France and Germany push for fast-track subsidies after US row
French and German economy ministers are urging European Union regulators to let them fast-track subsidies for "key industrial sectors" as they push for more support to companies after a row over a massive U.S. green support package.
France's Economy and Finance Minister Bruno Le Maire and Germany's Economy Minister Robert Habeck said in a joint statement that they wanted "targeted subsidies and tax credits" for industry via umbrella state aid programs that wouldn't require lengthy checks from the European Commission.
The two ministers are also planning to travel to Washington in early January with Commission officials to discuss the consequences of the U.S. Inflation Reduction Act, the French and German officials told reporters at a briefing.
Their statement is the latest pressure from France and Germany against EU subsidy rules they see as too restrictive when they want to support companies hit hard by soaring energy costs. European industry has complained that U.S. subsidies were the last straw in making European-made goods less competitive with global rivals.
The French and German statement calls for criteria on what aid could be approved in advance and for "general national support" programs. The Commission currently operates by requiring governments to ask permission before granting most aid to companies.
Officials wouldn't give details on whether they wanted aid to be disbursed without a Commission decision, saying it would be up to the Commission to make proposals.
The Commission last week asked governments for comments on another change to crisis state aid rules which have already allowed EU member countries to spend billions of euros to help economies hit by the effect of Russia's invasion of Ukraine on energy prices.
Le Maire and Habeck also called on the EU and the U.S. to agree on "mutual recognition of standards and access to subsidy" programs and to discuss this at a 2023 meeting of the EU-U.S. Trade and Technology Council.
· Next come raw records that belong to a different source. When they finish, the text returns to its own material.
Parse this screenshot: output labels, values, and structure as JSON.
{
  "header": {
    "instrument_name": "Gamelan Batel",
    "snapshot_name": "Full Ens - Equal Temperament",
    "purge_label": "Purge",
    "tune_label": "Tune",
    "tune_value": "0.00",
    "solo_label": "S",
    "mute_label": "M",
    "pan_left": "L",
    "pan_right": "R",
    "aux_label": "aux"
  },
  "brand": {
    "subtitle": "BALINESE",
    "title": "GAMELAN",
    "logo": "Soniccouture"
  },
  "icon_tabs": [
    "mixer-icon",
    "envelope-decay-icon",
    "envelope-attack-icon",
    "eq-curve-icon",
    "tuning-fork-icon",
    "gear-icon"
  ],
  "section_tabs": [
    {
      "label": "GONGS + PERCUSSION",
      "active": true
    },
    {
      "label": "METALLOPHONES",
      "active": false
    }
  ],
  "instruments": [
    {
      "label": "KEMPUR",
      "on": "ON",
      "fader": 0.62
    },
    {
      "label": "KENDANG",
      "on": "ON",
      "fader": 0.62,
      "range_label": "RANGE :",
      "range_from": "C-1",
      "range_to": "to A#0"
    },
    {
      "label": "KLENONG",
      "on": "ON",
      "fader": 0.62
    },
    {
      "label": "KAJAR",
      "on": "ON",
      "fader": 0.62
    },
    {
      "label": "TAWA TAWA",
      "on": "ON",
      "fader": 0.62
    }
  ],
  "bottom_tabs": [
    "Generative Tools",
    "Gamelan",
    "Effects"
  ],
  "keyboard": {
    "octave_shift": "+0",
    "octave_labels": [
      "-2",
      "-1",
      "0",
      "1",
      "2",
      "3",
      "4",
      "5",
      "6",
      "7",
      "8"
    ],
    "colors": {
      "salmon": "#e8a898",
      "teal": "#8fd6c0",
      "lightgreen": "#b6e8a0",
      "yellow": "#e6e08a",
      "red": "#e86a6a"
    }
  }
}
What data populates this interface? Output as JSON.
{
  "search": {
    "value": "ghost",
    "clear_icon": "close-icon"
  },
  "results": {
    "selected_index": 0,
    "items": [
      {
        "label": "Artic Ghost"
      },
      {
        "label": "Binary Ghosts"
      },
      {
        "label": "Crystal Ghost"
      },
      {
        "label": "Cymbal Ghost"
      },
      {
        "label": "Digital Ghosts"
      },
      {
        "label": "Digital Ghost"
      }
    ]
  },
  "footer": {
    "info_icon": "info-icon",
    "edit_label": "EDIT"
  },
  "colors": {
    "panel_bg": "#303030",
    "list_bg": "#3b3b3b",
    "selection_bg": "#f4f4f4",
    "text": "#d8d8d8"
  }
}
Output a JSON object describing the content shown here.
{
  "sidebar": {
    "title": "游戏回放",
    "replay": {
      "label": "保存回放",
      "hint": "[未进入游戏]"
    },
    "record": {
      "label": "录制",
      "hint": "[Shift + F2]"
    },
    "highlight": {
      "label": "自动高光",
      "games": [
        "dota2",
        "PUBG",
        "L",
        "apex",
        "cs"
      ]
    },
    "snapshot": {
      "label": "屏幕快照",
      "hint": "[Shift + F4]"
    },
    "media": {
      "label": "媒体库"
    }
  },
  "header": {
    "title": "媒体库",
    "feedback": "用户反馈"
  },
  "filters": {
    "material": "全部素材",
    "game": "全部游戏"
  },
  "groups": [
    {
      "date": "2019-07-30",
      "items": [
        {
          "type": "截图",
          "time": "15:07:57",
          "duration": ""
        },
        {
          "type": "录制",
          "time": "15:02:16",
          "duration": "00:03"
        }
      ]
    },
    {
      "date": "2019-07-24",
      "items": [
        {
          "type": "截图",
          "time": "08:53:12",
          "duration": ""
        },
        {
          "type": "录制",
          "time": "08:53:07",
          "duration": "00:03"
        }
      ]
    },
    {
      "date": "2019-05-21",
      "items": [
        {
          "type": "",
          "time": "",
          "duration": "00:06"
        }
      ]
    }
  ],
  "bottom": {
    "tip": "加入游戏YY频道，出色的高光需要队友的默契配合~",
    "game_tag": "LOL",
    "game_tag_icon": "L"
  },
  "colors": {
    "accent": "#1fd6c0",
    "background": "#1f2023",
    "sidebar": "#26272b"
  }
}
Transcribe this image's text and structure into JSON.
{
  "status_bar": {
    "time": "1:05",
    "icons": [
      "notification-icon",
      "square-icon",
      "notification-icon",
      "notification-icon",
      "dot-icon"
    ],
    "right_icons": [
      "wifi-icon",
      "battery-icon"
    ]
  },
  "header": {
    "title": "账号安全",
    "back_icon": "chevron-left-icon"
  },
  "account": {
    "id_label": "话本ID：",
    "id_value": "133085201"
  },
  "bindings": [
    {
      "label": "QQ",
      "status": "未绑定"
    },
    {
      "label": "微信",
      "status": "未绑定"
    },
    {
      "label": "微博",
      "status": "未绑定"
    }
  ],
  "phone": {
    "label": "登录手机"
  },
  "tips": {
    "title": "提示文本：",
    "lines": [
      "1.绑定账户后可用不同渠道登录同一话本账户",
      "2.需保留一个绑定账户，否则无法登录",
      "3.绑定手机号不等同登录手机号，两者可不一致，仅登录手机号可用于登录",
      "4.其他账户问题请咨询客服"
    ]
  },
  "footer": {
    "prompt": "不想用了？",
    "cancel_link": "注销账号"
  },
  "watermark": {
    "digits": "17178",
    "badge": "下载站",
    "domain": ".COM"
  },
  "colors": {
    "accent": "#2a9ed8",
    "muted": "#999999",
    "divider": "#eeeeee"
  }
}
They also repeated a call for Washington to open up its planned subsidies to European companies.